I think there are 3 main arguments for the imprisonment of criminals:
A) criminals can be locked away for a temporary or indefinite amount of time so they cannot commit another crime again
B) criminals in jail get reeducated, realize what they did was wrong and hopefully will not do it again
C) criminals in jail get punished for the crime, which in turn makes them and everyone else stay away from crime because they do not want to be subject to that kind of punishment.
And of course a person can agree to more than one of these arguments, especially since they are all interwoven. I would like to focus on people who are only supporting A and B, but not jail for the sake of punishment.
If there is a crime that can only be committed once, would people who do not support C make the criminal go to jail regardless of the reasoning behind A and B? Let's say a country has a monument and that monument has its own law against vandalism. The monument will not be rebuilt, meaning this law only covers the first person or group destroying the monument which in turn means that this law will be voided as soon as such event takes place.
Would you have to make the criminal go to jail under the reasoning of A and B?
(A) The criminal has never committed a crime before, he is not likely to cause further harm that could be prevented by locking them up.
(B) Teaching the criminal not to do that again is useless effort as this crime cannot be committed again.
The only real reason I can see them going to jail for is point (C) but some people are against this point.

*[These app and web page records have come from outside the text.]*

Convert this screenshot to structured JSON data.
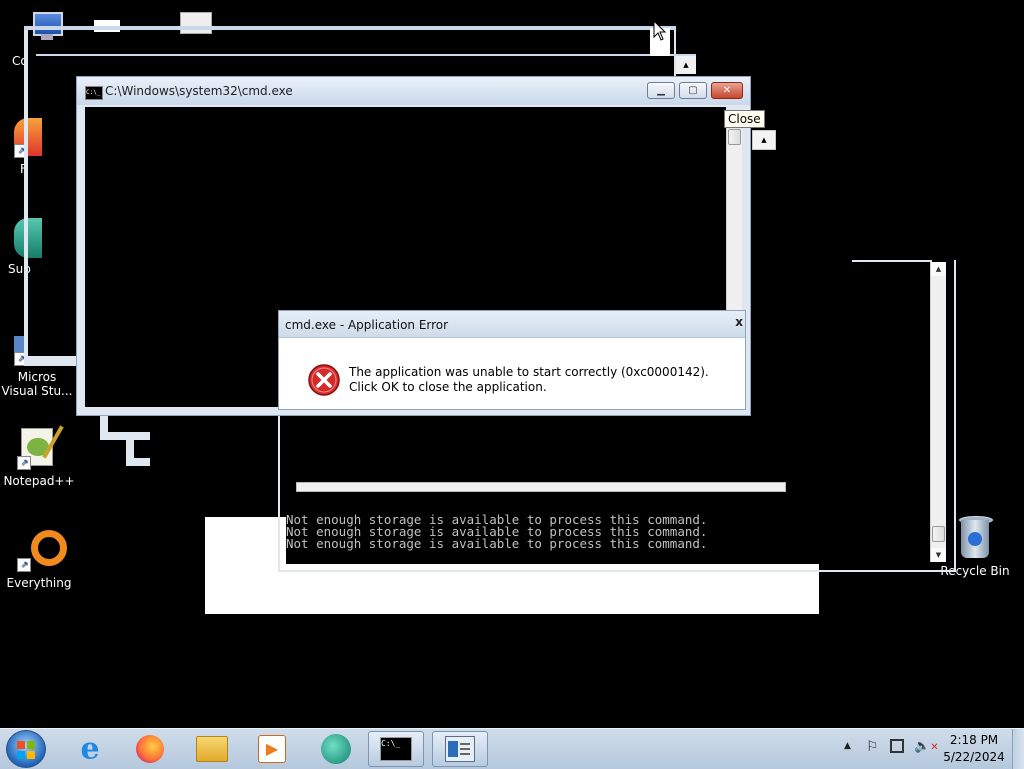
{
  "desktop": {
    "icons": [
      {
        "label": "Co",
        "icon": "computer-icon"
      },
      {
        "label": "F",
        "icon": "firefox-icon"
      },
      {
        "label": "Sup",
        "icon": "support-icon"
      },
      {
        "label": "Micros\nVisual Stu...",
        "icon": "visual-studio-icon"
      },
      {
        "label": "Notepad++",
        "icon": "notepad-plus-plus-icon"
      },
      {
        "label": "Everything",
        "icon": "everything-search-icon"
      },
      {
        "label": "Recycle Bin",
        "icon": "recycle-bin-icon"
      }
    ]
  },
  "cmd_window": {
    "title": "C:\\Windows\\system32\\cmd.exe",
    "tooltip": "Close",
    "icon": "cmd-icon"
  },
  "error_dialog": {
    "title": "cmd.exe - Application Error",
    "message": "The application was unable to start correctly (0xc0000142). Click OK to close the application.",
    "icon": "error-icon",
    "close_glyph": "x"
  },
  "background_console": {
    "lines": [
      "Not enough storage is available to process this command.",
      "Not enough storage is available to process this command.",
      "Not enough storage is available to process this command."
    ]
  },
  "taskbar": {
    "start_icon": "windows-start-icon",
    "pinned": [
      {
        "name": "internet-explorer-icon"
      },
      {
        "name": "firefox-icon"
      },
      {
        "name": "file-explorer-icon"
      },
      {
        "name": "media-player-icon"
      },
      {
        "name": "support-assistant-icon"
      },
      {
        "name": "cmd-taskbar-icon"
      },
      {
        "name": "window-taskbar-icon"
      }
    ],
    "clock": {
      "time": "2:18 PM",
      "date": "5/22/2024"
    },
    "tray_icons": [
      "show-hidden-icons-icon",
      "action-center-flag-icon",
      "network-icon",
      "volume-muted-icon"
    ]
  },
  "colors": {
    "desktop": "#000000",
    "close_button": "#c6452e",
    "error_red": "#d42a2a"
  }
}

To be fair this whole scenario is of very artificial nature but this thought experiment had me puzzled for the past hour